Mar 042017

On my second day in Venice, I went to the island of Burano. When you walk onto the first canal, you feel like you’ve walked into a movie set. I got the same feeling as I entered the town center of the tiny French town called Ventabren.

The drive there was pretty nerve racking though. The road is not wide enough for two cars but is two-way and almost always hugs a cliff edge. Once you add in the numerous blind corners you start to sweat!

While I was in Ventabren I stumbled across a Michelin starred restaurant of all things. It’s called Le Table De Ventabren and had just been refurbished and reopened by the chef Dan B. You can find their website here… though it doesn’t include any pictures of the restaurant, just Dan B.

I came back with my whole family (having booked a couple of drivers to take us this time) and it was a great experience. They time the dinner service so that you can sit atop the cliff watching the sunset over the Provence countryside.

town center of Ventabren Provence France clear blue sky

Jun 062012

Traverse Earth Now on Facebook

You can now follow Traverse Earth on Facebook. I like the look of the page, it’s nice and crisp and inspiring me to redesign the homepage here. It’s also the first place where you can see the new TraverseEarth logo. Likes and shares on Facebook are very much appreciated!

Today’s Photo: After Dark, Lower Zambezi, Zambia

It’s a fairly long journey from Livingstone to Zambeezi Breezers, where our canoe safari started. We stumped up for the first class bus with 4 seats across rather than 5 and air conditioning so it was pretty pleasant.  I spent the time watching the scenery unfold and sleeping. It was actually probably the first bit of rest I’d had in the past week.

The rest continued when we arrived at Zambeezi Breezers and discovered this deck. We plopped ourselves down and had a few beers as the sun went down, watching the hippos commute alongside dugout canoes. Then it was dark and all we could do was listen to the vast expanse in front of us. I decided to try to capture that.

Safari-bound at Zambezi Breezers, sitting on the wood deck over the Lower Zambezi in the night with golden lights in Zambia.

Something Interesting: Carved Book Landscapes

These are really cool! Guy Laramee takes big old outdated books and uses them as his medium to carve striking landscapes. I find the seventh one down particularly impressive. It’s a Buddhist statue set back in a cave.

Dec 252011

So, this is my first post.

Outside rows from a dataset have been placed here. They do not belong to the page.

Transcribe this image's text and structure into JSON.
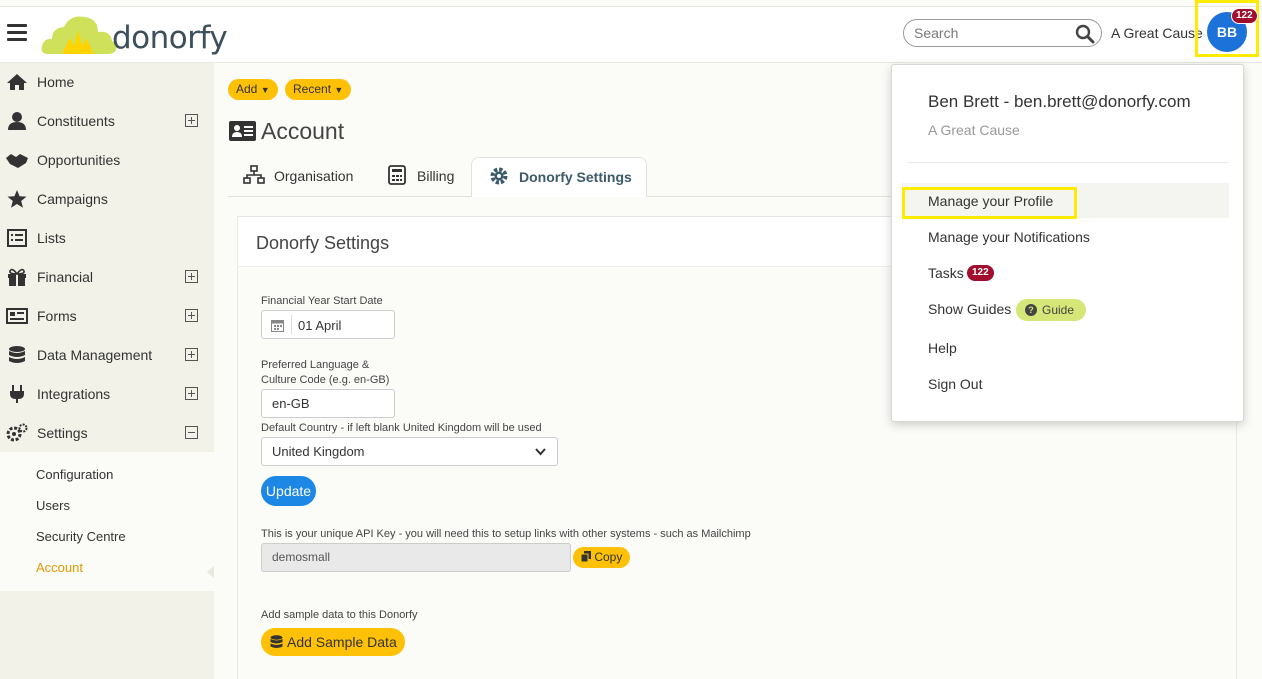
{
  "header": {
    "logo_text": "donorfy",
    "search_placeholder": "Search",
    "org_name": "A Great Cause",
    "avatar_initials": "BB",
    "notification_count": "122"
  },
  "sidebar": {
    "items": [
      {
        "label": "Home",
        "icon": "home-icon"
      },
      {
        "label": "Constituents",
        "icon": "user-icon"
      },
      {
        "label": "Opportunities",
        "icon": "handshake-icon"
      },
      {
        "label": "Campaigns",
        "icon": "star-icon"
      },
      {
        "label": "Lists",
        "icon": "list-icon"
      },
      {
        "label": "Financial",
        "icon": "gift-icon"
      },
      {
        "label": "Forms",
        "icon": "form-icon"
      },
      {
        "label": "Data Management",
        "icon": "database-icon"
      },
      {
        "label": "Integrations",
        "icon": "plug-icon"
      },
      {
        "label": "Settings",
        "icon": "gears-icon"
      }
    ],
    "settings_sub": [
      {
        "label": "Configuration"
      },
      {
        "label": "Users"
      },
      {
        "label": "Security Centre"
      },
      {
        "label": "Account",
        "active": true
      }
    ]
  },
  "toolbar": {
    "add_label": "Add",
    "recent_label": "Recent"
  },
  "page": {
    "title": "Account",
    "tabs": [
      {
        "label": "Organisation"
      },
      {
        "label": "Billing"
      },
      {
        "label": "Donorfy Settings",
        "active": true
      }
    ]
  },
  "settings_panel": {
    "title": "Donorfy Settings",
    "fy_label": "Financial Year Start Date",
    "fy_value": "01 April",
    "lang_label_1": "Preferred Language &",
    "lang_label_2": "Culture Code (e.g. en-GB)",
    "lang_value": "en-GB",
    "country_label": "Default Country - if left blank United Kingdom will be used",
    "country_value": "United Kingdom",
    "update_label": "Update",
    "api_label": "This is your unique API Key - you will need this to setup links with other systems - such as Mailchimp",
    "api_value": "demosmall",
    "copy_label": "Copy",
    "sample_label": "Add sample data to this Donorfy",
    "sample_button": "Add Sample Data"
  },
  "user_menu": {
    "name": "Ben Brett - ben.brett@donorfy.com",
    "org": "A Great Cause",
    "items": [
      {
        "label": "Manage your Profile"
      },
      {
        "label": "Manage your Notifications"
      },
      {
        "label": "Tasks"
      },
      {
        "label": "Show Guides"
      },
      {
        "label": "Help"
      },
      {
        "label": "Sign Out"
      }
    ],
    "tasks_count": "122",
    "guide_label": "Guide"
  },
  "colors": {
    "accent_yellow": "#ffc107",
    "primary_blue": "#1d87e5",
    "badge_red": "#a30d2d",
    "highlight": "#ffeb00",
    "active_orange": "#e09a00"
  }
}
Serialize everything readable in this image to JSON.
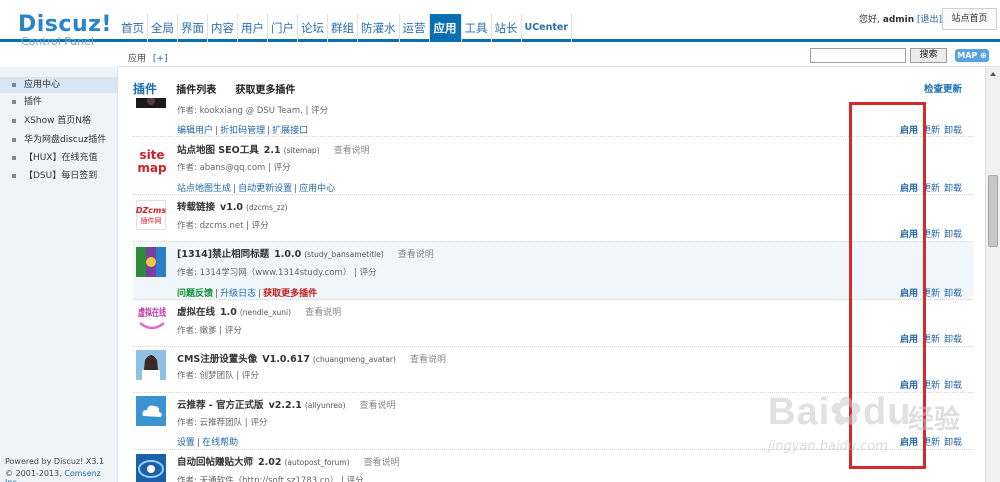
{
  "header": {
    "logo_brand": "Discuz!",
    "logo_sub": "Control Panel",
    "nav": [
      {
        "label": "首页"
      },
      {
        "label": "全局"
      },
      {
        "label": "界面"
      },
      {
        "label": "内容"
      },
      {
        "label": "用户"
      },
      {
        "label": "门户"
      },
      {
        "label": "论坛"
      },
      {
        "label": "群组"
      },
      {
        "label": "防灌水"
      },
      {
        "label": "运营"
      },
      {
        "label": "应用"
      },
      {
        "label": "工具"
      },
      {
        "label": "站长"
      },
      {
        "label": "UCenter"
      }
    ],
    "greeting": "您好,",
    "username": "admin",
    "logout": "[退出]",
    "site_home": "站点首页"
  },
  "subbar": {
    "crumb": "应用",
    "crumb_plus": "[+]",
    "search_value": "",
    "search_button": "搜索",
    "map_button": "MAP"
  },
  "sidebar": {
    "items": [
      {
        "label": "应用中心"
      },
      {
        "label": "插件"
      },
      {
        "label": "XShow 首页N格"
      },
      {
        "label": "华为网盘discuz插件"
      },
      {
        "label": "【HUX】在线充值"
      },
      {
        "label": "【DSU】每日签到"
      }
    ],
    "footer_powered": "Powered by",
    "footer_product": "Discuz! X3.1",
    "footer_copy": "© 2001-2013,",
    "footer_company": "Comsenz Inc."
  },
  "main": {
    "tab_title": "插件",
    "tab_list": "插件列表",
    "tab_more": "获取更多插件",
    "check_update": "检查更新",
    "actions": {
      "enable": "启用",
      "update": "更新",
      "uninstall": "卸载"
    },
    "plugins": [
      {
        "author": "作者: kookxiang @ DSU Team. | 评分",
        "links": [
          "编辑用户",
          "折扣码管理",
          "扩展接口"
        ]
      },
      {
        "name": "站点地图 SEO工具",
        "version": "2.1",
        "id": "(sitemap)",
        "doc": "查看说明",
        "author": "作者: abans@qq.com | 评分",
        "links": [
          "站点地图生成",
          "自动更新设置",
          "应用中心"
        ]
      },
      {
        "name": "转载链接",
        "version": "v1.0",
        "id": "(dzcms_zz)",
        "doc": "",
        "author": "作者: dzcms.net | 评分",
        "links": []
      },
      {
        "name": "[1314]禁止相同标题",
        "version": "1.0.0",
        "id": "(study_bansametitle)",
        "doc": "查看说明",
        "author": "作者: 1314学习网（www.1314study.com） | 评分",
        "links": [
          "问题反馈",
          "升级日志",
          "获取更多插件"
        ]
      },
      {
        "name": "虚拟在线",
        "version": "1.0",
        "id": "(nendie_xuni)",
        "doc": "查看说明",
        "author": "作者: 嫩爹 | 评分",
        "links": []
      },
      {
        "name": "CMS注册设置头像",
        "version": "V1.0.617",
        "id": "(chuangmeng_avatar)",
        "doc": "查看说明",
        "author": "作者: 创梦团队 | 评分",
        "links": []
      },
      {
        "name": "云推荐 - 官方正式版",
        "version": "v2.2.1",
        "id": "(allyunreo)",
        "doc": "查看说明",
        "author": "作者: 云推荐团队 | 评分",
        "links": [
          "设置",
          "在线帮助"
        ]
      },
      {
        "name": "自动回帖赚贴大师",
        "version": "2.02",
        "id": "(autopost_forum)",
        "doc": "查看说明",
        "author": "作者: 天通软件（http://soft.sz1783.cn） | 评分",
        "links": []
      }
    ],
    "thumb_text": {
      "sitemap_1": "site",
      "sitemap_2": "map",
      "dzcms_1": "DZcms",
      "dzcms_2": "插件网",
      "xuni": "虚拟在线"
    }
  },
  "watermark": {
    "brand": "Bai",
    "brand2": "du",
    "cn": "经验",
    "url": "jingyan.baidu.com"
  },
  "colors": {
    "accent": "#0a6eb3",
    "link": "#2366a8",
    "highlight_box": "#d62a2a",
    "green_link": "#109030",
    "red_link": "#c21a1a"
  }
}
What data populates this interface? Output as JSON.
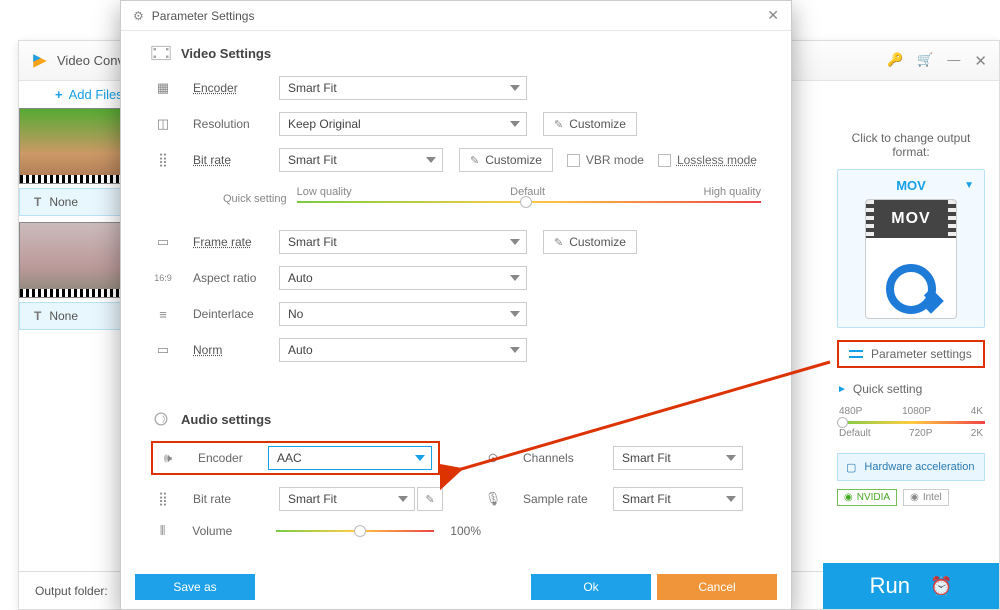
{
  "main": {
    "title": "Video Conv",
    "add_files": "Add Files",
    "none": "None",
    "output_folder_label": "Output folder:"
  },
  "right": {
    "change_label": "Click to change output format:",
    "format": "MOV",
    "badge_text": "MOV",
    "param_settings": "Parameter settings",
    "quick_setting": "Quick setting",
    "res": {
      "r1": "480P",
      "r2": "720P",
      "r3": "1080P",
      "r4": "2K",
      "r5": "4K",
      "default": "Default"
    },
    "hw_accel": "Hardware acceleration",
    "nvidia": "NVIDIA",
    "intel": "Intel",
    "run": "Run"
  },
  "dialog": {
    "title": "Parameter Settings",
    "video_section": "Video Settings",
    "audio_section": "Audio settings",
    "labels": {
      "encoder": "Encoder",
      "resolution": "Resolution",
      "bitrate": "Bit rate",
      "framerate": "Frame rate",
      "aspect": "Aspect ratio",
      "deinterlace": "Deinterlace",
      "norm": "Norm",
      "channels": "Channels",
      "samplerate": "Sample rate",
      "volume": "Volume",
      "quick_setting": "Quick setting"
    },
    "values": {
      "smart_fit": "Smart Fit",
      "keep_original": "Keep Original",
      "auto": "Auto",
      "no": "No",
      "aac": "AAC"
    },
    "customize": "Customize",
    "vbr_mode": "VBR mode",
    "lossless_mode": "Lossless mode",
    "quality": {
      "low": "Low quality",
      "default": "Default",
      "high": "High quality"
    },
    "volume_pct": "100%",
    "buttons": {
      "save_as": "Save as",
      "ok": "Ok",
      "cancel": "Cancel"
    }
  }
}
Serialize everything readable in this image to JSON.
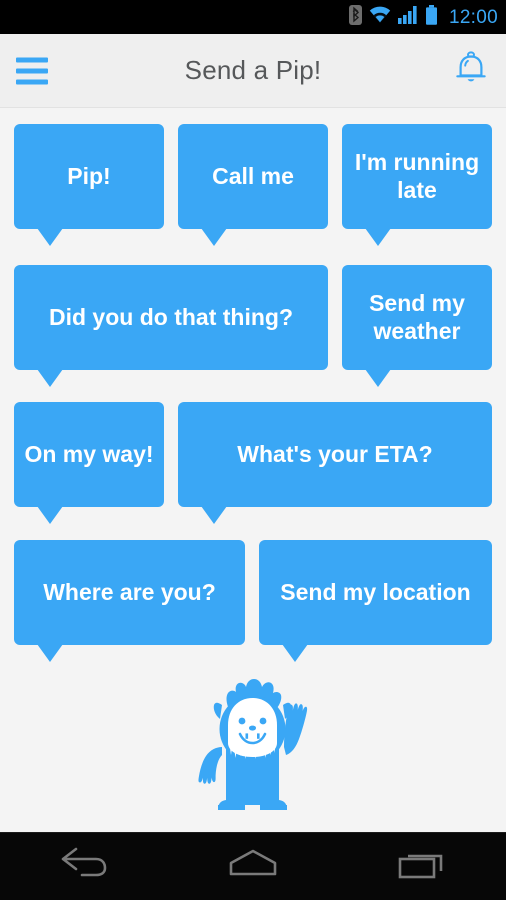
{
  "status_bar": {
    "time": "12:00",
    "time_color": "#3AA7F5",
    "background": "#000000",
    "icons": [
      {
        "name": "bluetooth-icon",
        "color": "#8a8a8a"
      },
      {
        "name": "wifi-icon",
        "color": "#3AA7F5"
      },
      {
        "name": "cellular-signal-icon",
        "color": "#3AA7F5"
      },
      {
        "name": "battery-icon",
        "color": "#3AA7F5"
      }
    ]
  },
  "header": {
    "title": "Send a Pip!",
    "title_color": "#56585a",
    "background": "#efefef",
    "menu_icon": "hamburger-menu-icon",
    "notification_icon": "bell-icon",
    "accent_color": "#3AA7F5"
  },
  "theme": {
    "bubble_blue": "#3AA7F5",
    "page_background": "#f4f4f4",
    "bubble_text": "#ffffff"
  },
  "bubbles": {
    "rows": [
      {
        "items": [
          {
            "id": "pip",
            "label": "Pip!"
          },
          {
            "id": "call-me",
            "label": "Call me"
          },
          {
            "id": "im-running-late",
            "label": "I'm running late"
          }
        ]
      },
      {
        "items": [
          {
            "id": "did-you-do-that-thing",
            "label": "Did you do that thing?"
          },
          {
            "id": "send-my-weather",
            "label": "Send my weather"
          }
        ]
      },
      {
        "items": [
          {
            "id": "on-my-way",
            "label": "On my way!"
          },
          {
            "id": "whats-your-eta",
            "label": "What's your ETA?"
          }
        ]
      },
      {
        "items": [
          {
            "id": "where-are-you",
            "label": "Where are you?"
          },
          {
            "id": "send-my-location",
            "label": "Send my location"
          }
        ]
      }
    ]
  },
  "mascot": {
    "name": "pip-yeti-mascot",
    "body_color": "#3AA7F5",
    "face_color": "#ffffff",
    "description": "Blue yeti character waving one arm"
  },
  "nav_bar": {
    "background": "#070707",
    "icon_color": "#7a7a7a",
    "buttons": [
      {
        "id": "back",
        "icon": "back-arrow-icon"
      },
      {
        "id": "home",
        "icon": "home-icon"
      },
      {
        "id": "recents",
        "icon": "recent-apps-icon"
      }
    ]
  }
}
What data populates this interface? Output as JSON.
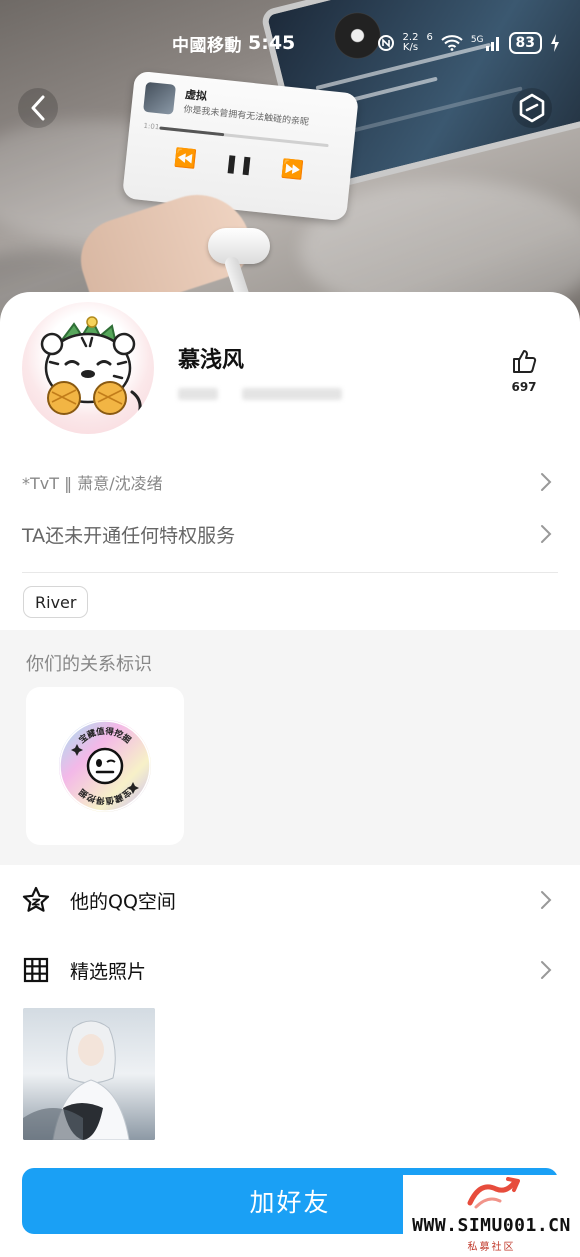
{
  "status_bar": {
    "carrier": "中國移動",
    "time": "5:45",
    "net_speed_value": "2.2",
    "net_speed_unit": "K/s",
    "sim": "6",
    "signal": "5G",
    "battery": "83"
  },
  "cover_music": {
    "song": "虚拟",
    "lyric": "你是我未曾拥有无法触碰的亲昵",
    "time": "1:01"
  },
  "profile": {
    "nickname": "慕浅风",
    "like_count": "697",
    "signature": "*TvT ‖ 萧意/沈凌绪",
    "privilege_text": "TA还未开通任何特权服务",
    "tag": "River"
  },
  "relation": {
    "title": "你们的关系标识",
    "badge_text_top": "宝藏值得挖掘",
    "badge_text_bottom": "宝藏值得挖掘"
  },
  "menu": {
    "qzone_label": "他的QQ空间",
    "photos_label": "精选照片"
  },
  "actions": {
    "add_friend": "加好友"
  },
  "watermark": {
    "url": "WWW.SIMU001.CN",
    "sub": "私募社区"
  },
  "colors": {
    "primary_button": "#1aa0f5",
    "relation_bg": "#f5f5f5"
  },
  "icons": [
    "back-arrow-icon",
    "hexagon-menu-icon",
    "thumbs-up-icon",
    "chevron-right-icon",
    "star-icon",
    "grid-icon"
  ]
}
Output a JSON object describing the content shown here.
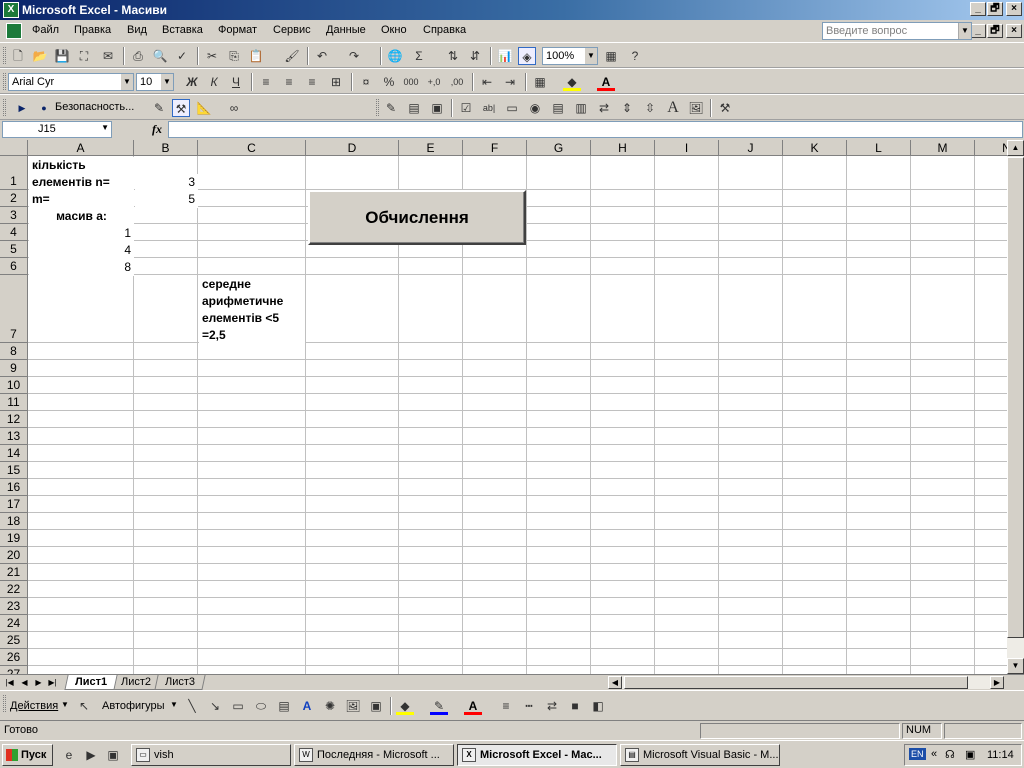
{
  "window": {
    "title": "Microsoft Excel - Масиви",
    "app_icon": "X",
    "caption_min": "_",
    "caption_restore": "🗗",
    "caption_close": "×"
  },
  "menu": {
    "items": [
      "Файл",
      "Правка",
      "Вид",
      "Вставка",
      "Формат",
      "Сервис",
      "Данные",
      "Окно",
      "Справка"
    ],
    "ask_placeholder": "Введите вопрос"
  },
  "toolbar_std": {
    "zoom": "100%"
  },
  "toolbar_fmt": {
    "font": "Arial Cyr",
    "size": "10",
    "bold": "Ж",
    "italic": "К",
    "underline": "Ч"
  },
  "toolbar_vb": {
    "security_label": "Безопасность..."
  },
  "formula_bar": {
    "name_box": "J15",
    "fx": "fx",
    "formula": ""
  },
  "sheet": {
    "columns": [
      "A",
      "B",
      "C",
      "D",
      "E",
      "F",
      "G",
      "H",
      "I",
      "J",
      "K",
      "L",
      "M",
      "N"
    ],
    "rows": [
      "1",
      "2",
      "3",
      "4",
      "5",
      "6",
      "7",
      "8",
      "9",
      "10",
      "11",
      "12",
      "13",
      "14",
      "15",
      "16",
      "17",
      "18",
      "19",
      "20",
      "21",
      "22",
      "23",
      "24",
      "25",
      "26",
      "27"
    ],
    "cells": {
      "a1": "кількість елементів n=",
      "b1": "3",
      "a2": "m=",
      "b2": "5",
      "a3": "масив a:",
      "a4": "1",
      "a5": "4",
      "a6": "8",
      "c7": "середне арифметичне елементів <5 =2,5"
    },
    "button_label": "Обчислення"
  },
  "tabs": {
    "items": [
      "Лист1",
      "Лист2",
      "Лист3"
    ],
    "active": "Лист1"
  },
  "draw_toolbar": {
    "actions": "Действия",
    "autoshapes": "Автофигуры"
  },
  "status": {
    "ready": "Готово",
    "num": "NUM"
  },
  "taskbar": {
    "start": "Пуск",
    "folder": "vish",
    "tasks": [
      "Последняя - Microsoft ...",
      "Microsoft Excel - Мас...",
      "Microsoft Visual Basic - M..."
    ],
    "lang": "EN",
    "clock": "11:14"
  }
}
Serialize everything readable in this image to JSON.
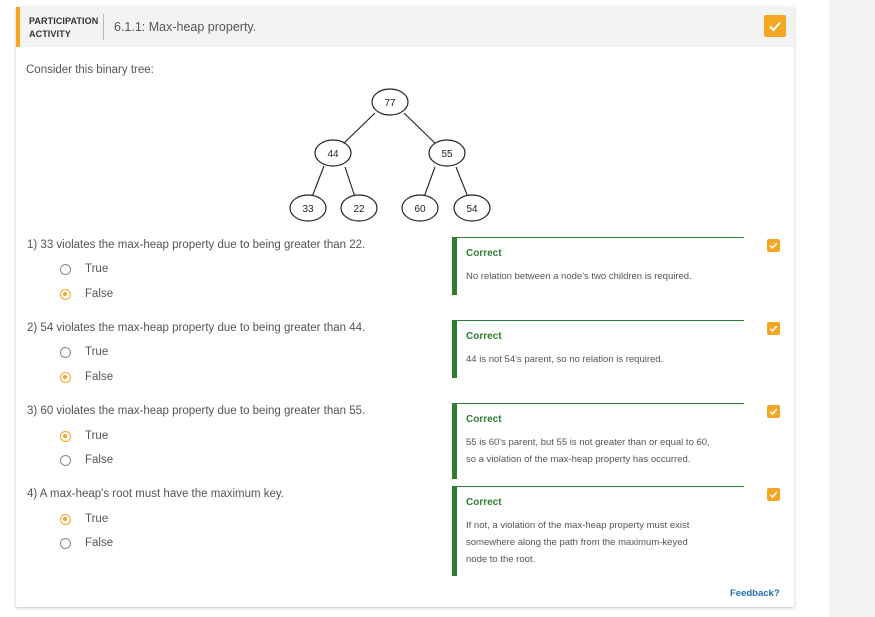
{
  "header": {
    "label": "PARTICIPATION ACTIVITY",
    "title": "6.1.1: Max-heap property.",
    "accent_color": "#f5a623",
    "complete_icon": "check-icon"
  },
  "prompt": "Consider this binary tree:",
  "tree": {
    "root": "77",
    "left": "44",
    "right": "55",
    "left_left": "33",
    "left_right": "22",
    "right_left": "60",
    "right_right": "54"
  },
  "questions": [
    {
      "text": "1) 33 violates the max-heap property due to being greater than 22.",
      "options": [
        "True",
        "False"
      ],
      "selected": "False",
      "feedback_title": "Correct",
      "feedback_lines": [
        "No relation between a node's two children is required."
      ]
    },
    {
      "text": "2) 54 violates the max-heap property due to being greater than 44.",
      "options": [
        "True",
        "False"
      ],
      "selected": "False",
      "feedback_title": "Correct",
      "feedback_lines": [
        "44 is not 54's parent, so no relation is required."
      ]
    },
    {
      "text": "3) 60 violates the max-heap property due to being greater than 55.",
      "options": [
        "True",
        "False"
      ],
      "selected": "True",
      "feedback_title": "Correct",
      "feedback_lines": [
        "55 is 60's parent, but 55 is not greater than or equal to 60,",
        "so a violation of the max-heap property has occurred."
      ]
    },
    {
      "text": "4) A max-heap's root must have the maximum key.",
      "options": [
        "True",
        "False"
      ],
      "selected": "True",
      "feedback_title": "Correct",
      "feedback_lines": [
        "If not, a violation of the max-heap property must exist",
        "somewhere along the path from the maximum-keyed",
        "node to the root."
      ]
    }
  ],
  "feedback_link": "Feedback?",
  "colors": {
    "correct": "#2e7d32",
    "link": "#1f6fb5",
    "selected_radio": "#f5a623"
  }
}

I didn’t plan on making my first post on Christmas day, but I’ve actually got time to go for it and I’ve decided to take it. As it’s Christmas I’ve decided that rather than uploading the photo I planned on posting (which you’ll see tomorrow) I should go with a Christmas theme. So, here you are, the angels and the Christmas tree at Rockefeller Center in New York.

I  took this picture at 5:30 in the morning. It was freezing and while trying to decide the ideal spot to frame this photo a very friendly security guard came over and asked what my camera cost. This seems to be a regular question when out photographing and I’m not sure why. The cost of my gear feels quite personal, like asking a lady her age. Following the question he suggested that I use the barriers behind me as a tripod. I thought this was an odd suggestion as I had my tripod visibly strapped to my backpack. I informed him that I had a real tripod and he informed me that I was not allowed to use it. The reason he gave me was that, once upon a time, a child tripped over a photographer’s tripod and the parents sued.

At this point I decided to highlight the fact that he and I were the only people there, and I’d warn him if he was on the verge of tripping, but it didn’t make a difference. So, I used the barriers as he’d suggested. I also used my tripod, but not in the normal methodology. The barriers were too low to get the Christmas tree in so I placed my bag on them for a higher base. The tripod strapped to the outside worked to support my lens. This still wasn’t quite right so the final stacking of equipment included my blackberry and a lens cap to raise the back of the camera. At this point I was thinking if anyone were to run past and grab anything this security guard had better be on his toes. In the end, I’m very happy with the results, tripod or no.

The website is pretty shoddy at the moment but it’s a work in progress. Hopefully it will be polished by 2012.

Night view of the lighted angels and Christmas tree at Rockefeller Center, New York City.

 December 25, 2011  Christmas, New York, Travel 2 Responses »